-- Opening Marker --

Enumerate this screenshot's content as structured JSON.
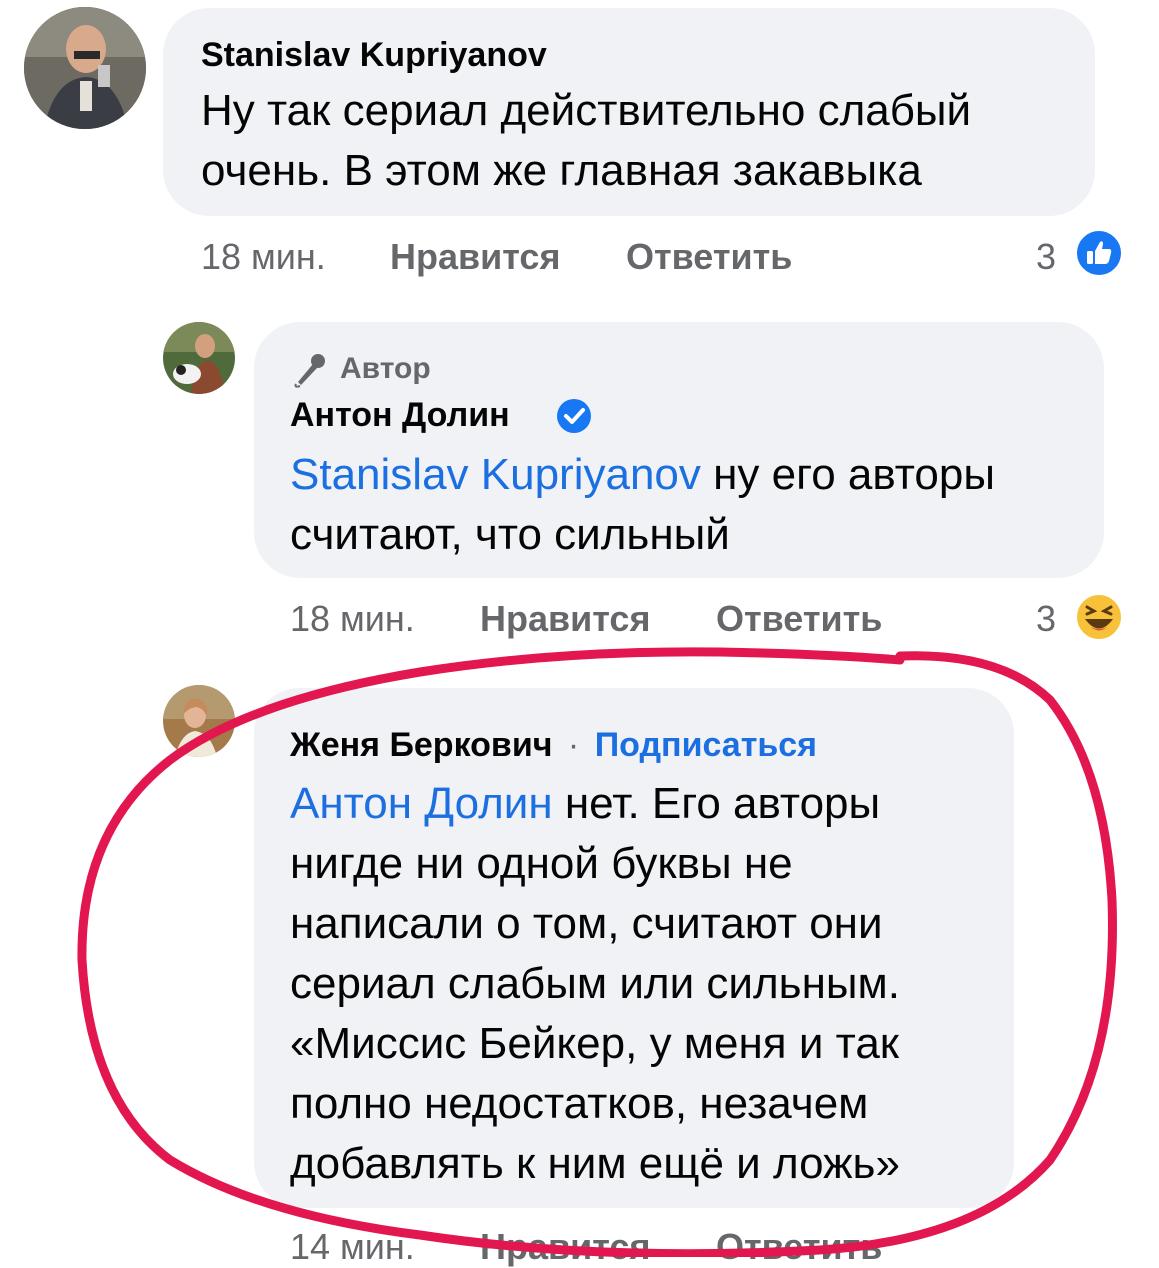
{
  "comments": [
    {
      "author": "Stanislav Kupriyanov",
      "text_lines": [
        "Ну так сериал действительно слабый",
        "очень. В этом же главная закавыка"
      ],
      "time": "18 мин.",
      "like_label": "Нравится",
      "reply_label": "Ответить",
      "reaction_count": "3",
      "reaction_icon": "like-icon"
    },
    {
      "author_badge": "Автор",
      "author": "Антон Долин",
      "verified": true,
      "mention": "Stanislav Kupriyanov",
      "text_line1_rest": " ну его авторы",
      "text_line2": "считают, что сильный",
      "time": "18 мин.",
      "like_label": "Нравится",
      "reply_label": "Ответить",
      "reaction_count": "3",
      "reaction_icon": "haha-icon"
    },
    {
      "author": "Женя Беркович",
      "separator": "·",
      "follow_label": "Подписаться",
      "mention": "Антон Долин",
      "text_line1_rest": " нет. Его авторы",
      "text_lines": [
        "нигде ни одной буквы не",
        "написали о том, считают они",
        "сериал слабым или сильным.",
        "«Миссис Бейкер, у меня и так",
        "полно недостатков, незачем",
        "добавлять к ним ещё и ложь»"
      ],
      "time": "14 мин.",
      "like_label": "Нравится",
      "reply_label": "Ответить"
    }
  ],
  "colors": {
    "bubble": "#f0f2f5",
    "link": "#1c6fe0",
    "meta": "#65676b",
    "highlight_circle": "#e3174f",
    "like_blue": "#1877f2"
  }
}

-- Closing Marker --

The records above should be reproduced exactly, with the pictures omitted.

Enumerate this screenshot's content as structured JSON.
{
  "comments": [
    {
      "author": "Stanislav Kupriyanov",
      "text_lines": [
        "Ну так сериал действительно слабый",
        "очень. В этом же главная закавыка"
      ],
      "time": "18 мин.",
      "like_label": "Нравится",
      "reply_label": "Ответить",
      "reaction_count": "3",
      "reaction_icon": "like-icon"
    },
    {
      "author_badge": "Автор",
      "author": "Антон Долин",
      "verified": true,
      "mention": "Stanislav Kupriyanov",
      "text_line1_rest": " ну его авторы",
      "text_line2": "считают, что сильный",
      "time": "18 мин.",
      "like_label": "Нравится",
      "reply_label": "Ответить",
      "reaction_count": "3",
      "reaction_icon": "haha-icon"
    },
    {
      "author": "Женя Беркович",
      "separator": "·",
      "follow_label": "Подписаться",
      "mention": "Антон Долин",
      "text_line1_rest": " нет. Его авторы",
      "text_lines": [
        "нигде ни одной буквы не",
        "написали о том, считают они",
        "сериал слабым или сильным.",
        "«Миссис Бейкер, у меня и так",
        "полно недостатков, незачем",
        "добавлять к ним ещё и ложь»"
      ],
      "time": "14 мин.",
      "like_label": "Нравится",
      "reply_label": "Ответить"
    }
  ],
  "colors": {
    "bubble": "#f0f2f5",
    "link": "#1c6fe0",
    "meta": "#65676b",
    "highlight_circle": "#e3174f",
    "like_blue": "#1877f2"
  }
}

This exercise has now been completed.